Leo Steinberg died. He may not be a household name in most household's but in mine he loomed large. Steinberg had one of those remarkable moments in art history. He saw something in painting, the same paintings that art historians had peered at for years on end, and saw something that no one had ever seen.
In 1982, Steinberg delivered the A.W. Mellon Lectures in the Fine Arts at the National Gallery in Washington. The lecture was unusually long, profusely illustrated and mesmerizing. Steinberg
saw a reoccurring pattern in Renaissance depictions of Christ. There was, and always had been, the prominent display of the Christ child's genitals. The genital area was also prominent in the painting at the end of Christ's life. For Steinberg it was a visual marker to place the humanity of Christ in the forefront.
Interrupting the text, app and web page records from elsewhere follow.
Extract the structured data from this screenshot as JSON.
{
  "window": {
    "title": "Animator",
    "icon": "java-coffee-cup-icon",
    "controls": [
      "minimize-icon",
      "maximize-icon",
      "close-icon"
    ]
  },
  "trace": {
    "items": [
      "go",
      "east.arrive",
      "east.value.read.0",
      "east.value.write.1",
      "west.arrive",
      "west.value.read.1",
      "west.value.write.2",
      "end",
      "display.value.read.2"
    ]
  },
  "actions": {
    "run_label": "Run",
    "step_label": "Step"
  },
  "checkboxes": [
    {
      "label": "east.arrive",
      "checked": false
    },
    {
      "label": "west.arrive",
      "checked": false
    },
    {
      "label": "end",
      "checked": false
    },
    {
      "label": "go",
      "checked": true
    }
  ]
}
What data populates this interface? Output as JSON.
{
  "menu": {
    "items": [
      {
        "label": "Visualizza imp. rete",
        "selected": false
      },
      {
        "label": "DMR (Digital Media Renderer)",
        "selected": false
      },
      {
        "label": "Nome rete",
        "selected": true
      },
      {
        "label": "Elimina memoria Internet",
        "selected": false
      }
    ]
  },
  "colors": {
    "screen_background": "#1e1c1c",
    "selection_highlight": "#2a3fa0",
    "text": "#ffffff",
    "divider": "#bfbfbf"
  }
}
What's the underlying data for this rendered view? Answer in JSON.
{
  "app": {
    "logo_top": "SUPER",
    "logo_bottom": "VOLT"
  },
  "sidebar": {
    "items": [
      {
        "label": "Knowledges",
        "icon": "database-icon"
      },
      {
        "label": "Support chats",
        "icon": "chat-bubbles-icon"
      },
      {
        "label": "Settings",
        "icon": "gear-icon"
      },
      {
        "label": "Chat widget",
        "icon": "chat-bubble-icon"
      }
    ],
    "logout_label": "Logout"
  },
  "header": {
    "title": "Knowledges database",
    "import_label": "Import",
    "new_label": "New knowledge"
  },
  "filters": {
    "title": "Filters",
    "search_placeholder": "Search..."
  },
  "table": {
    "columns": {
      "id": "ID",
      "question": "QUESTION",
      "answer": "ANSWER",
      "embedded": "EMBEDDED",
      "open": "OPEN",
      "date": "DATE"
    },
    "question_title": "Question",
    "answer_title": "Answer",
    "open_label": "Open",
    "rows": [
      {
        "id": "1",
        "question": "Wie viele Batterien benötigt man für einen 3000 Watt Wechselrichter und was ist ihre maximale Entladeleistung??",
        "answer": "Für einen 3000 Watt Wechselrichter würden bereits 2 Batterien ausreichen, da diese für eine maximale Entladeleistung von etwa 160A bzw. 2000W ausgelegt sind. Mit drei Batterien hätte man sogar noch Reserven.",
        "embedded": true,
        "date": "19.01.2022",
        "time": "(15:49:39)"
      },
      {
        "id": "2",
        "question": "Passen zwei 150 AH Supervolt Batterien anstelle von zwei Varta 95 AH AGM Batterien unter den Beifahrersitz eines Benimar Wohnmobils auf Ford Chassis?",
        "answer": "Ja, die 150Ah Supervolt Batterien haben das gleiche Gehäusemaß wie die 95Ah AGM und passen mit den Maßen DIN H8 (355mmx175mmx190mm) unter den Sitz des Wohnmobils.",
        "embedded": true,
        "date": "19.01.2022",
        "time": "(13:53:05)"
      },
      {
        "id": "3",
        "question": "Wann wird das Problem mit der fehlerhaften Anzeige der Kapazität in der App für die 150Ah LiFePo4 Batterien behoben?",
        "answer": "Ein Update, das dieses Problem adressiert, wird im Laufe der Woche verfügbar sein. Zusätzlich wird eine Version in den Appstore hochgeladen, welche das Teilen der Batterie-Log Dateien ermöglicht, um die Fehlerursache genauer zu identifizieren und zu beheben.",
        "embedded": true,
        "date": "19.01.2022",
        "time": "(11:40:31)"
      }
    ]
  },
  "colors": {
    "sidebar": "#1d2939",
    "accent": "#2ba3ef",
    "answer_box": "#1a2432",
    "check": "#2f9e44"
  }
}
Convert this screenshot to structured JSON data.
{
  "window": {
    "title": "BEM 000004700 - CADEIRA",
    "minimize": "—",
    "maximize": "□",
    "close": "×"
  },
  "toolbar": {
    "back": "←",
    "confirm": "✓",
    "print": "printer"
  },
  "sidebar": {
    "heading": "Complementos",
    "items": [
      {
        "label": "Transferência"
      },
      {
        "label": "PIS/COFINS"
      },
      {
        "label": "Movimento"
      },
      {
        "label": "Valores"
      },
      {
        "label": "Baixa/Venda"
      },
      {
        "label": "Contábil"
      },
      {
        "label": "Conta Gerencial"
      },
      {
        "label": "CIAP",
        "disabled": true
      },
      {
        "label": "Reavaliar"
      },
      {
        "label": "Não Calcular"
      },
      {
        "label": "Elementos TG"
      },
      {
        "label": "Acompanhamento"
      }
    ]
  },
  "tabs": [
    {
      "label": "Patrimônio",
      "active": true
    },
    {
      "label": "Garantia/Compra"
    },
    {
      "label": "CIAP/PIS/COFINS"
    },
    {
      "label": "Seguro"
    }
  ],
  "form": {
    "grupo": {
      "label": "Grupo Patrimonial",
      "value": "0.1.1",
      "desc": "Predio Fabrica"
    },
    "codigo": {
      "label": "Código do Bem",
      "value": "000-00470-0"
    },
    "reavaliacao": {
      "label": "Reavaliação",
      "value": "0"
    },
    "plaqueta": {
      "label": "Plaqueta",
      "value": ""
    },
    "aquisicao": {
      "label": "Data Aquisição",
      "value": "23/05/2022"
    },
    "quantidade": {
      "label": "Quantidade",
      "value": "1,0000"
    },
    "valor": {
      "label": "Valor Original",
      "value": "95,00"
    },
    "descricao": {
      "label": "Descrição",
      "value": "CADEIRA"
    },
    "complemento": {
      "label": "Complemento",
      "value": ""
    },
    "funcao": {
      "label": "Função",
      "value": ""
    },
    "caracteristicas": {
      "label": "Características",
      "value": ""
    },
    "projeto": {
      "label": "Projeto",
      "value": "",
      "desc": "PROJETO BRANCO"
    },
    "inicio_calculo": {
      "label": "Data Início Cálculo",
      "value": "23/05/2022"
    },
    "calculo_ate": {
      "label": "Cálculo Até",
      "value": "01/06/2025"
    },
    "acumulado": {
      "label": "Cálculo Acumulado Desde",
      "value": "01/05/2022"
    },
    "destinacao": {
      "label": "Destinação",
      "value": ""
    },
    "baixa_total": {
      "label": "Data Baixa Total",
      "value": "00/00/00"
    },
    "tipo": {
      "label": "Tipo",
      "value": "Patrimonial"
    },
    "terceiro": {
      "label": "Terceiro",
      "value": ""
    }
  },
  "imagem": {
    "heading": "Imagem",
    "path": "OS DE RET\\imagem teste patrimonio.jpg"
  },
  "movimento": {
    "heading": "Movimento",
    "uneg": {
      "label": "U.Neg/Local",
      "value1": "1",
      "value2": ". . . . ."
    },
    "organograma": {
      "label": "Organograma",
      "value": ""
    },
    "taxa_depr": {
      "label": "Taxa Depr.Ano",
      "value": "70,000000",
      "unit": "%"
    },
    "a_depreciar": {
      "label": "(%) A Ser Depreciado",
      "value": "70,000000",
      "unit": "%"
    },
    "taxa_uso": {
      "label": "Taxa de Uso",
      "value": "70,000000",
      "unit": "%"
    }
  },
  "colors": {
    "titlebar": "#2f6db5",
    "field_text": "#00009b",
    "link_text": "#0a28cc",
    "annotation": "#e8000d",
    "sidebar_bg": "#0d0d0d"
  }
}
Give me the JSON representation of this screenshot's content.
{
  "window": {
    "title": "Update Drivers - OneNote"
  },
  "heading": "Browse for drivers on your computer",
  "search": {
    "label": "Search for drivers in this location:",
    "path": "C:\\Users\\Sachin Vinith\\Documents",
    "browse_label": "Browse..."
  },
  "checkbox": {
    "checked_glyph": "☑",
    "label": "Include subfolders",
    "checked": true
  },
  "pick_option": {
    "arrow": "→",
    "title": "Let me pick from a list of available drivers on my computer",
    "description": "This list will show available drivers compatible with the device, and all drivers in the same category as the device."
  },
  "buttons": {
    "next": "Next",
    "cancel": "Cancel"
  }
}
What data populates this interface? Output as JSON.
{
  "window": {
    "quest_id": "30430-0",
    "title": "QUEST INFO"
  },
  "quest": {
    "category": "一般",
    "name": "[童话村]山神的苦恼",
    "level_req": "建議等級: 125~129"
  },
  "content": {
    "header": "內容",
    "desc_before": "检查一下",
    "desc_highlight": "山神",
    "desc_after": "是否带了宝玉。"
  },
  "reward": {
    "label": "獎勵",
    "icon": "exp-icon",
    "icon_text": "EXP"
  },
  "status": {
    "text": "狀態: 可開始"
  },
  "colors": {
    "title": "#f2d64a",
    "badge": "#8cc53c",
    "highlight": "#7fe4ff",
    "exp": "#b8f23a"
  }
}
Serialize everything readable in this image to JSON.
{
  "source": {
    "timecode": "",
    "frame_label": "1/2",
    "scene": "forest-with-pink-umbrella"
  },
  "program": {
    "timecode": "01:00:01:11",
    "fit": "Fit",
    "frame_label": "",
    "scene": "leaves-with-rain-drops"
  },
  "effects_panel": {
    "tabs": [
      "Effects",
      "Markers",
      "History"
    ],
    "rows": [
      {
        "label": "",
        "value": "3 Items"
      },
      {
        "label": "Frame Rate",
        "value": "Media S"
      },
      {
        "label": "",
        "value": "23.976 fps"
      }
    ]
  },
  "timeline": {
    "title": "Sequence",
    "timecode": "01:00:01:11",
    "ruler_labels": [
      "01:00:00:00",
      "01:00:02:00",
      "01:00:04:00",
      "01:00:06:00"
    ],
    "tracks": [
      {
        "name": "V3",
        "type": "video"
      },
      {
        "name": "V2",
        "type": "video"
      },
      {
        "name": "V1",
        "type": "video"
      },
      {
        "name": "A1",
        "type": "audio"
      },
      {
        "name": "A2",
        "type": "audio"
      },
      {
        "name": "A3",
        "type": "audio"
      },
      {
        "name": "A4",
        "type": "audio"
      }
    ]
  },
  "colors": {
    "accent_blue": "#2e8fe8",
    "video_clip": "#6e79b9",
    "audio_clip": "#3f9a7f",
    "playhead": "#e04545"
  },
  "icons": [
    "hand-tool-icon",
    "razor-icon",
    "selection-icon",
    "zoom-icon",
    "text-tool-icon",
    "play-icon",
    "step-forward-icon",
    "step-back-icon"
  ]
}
Needless to say, when published in book form the next year, controversy ensued. Still for some, The Sexuality of Christ in Renaissance Art and in Modern Oblivion is the finest art history book ever published.
It was always lingering in my mind during my graduate studies. I frequently go back to its pages.
Leo Steinberg obituary in the New York Times.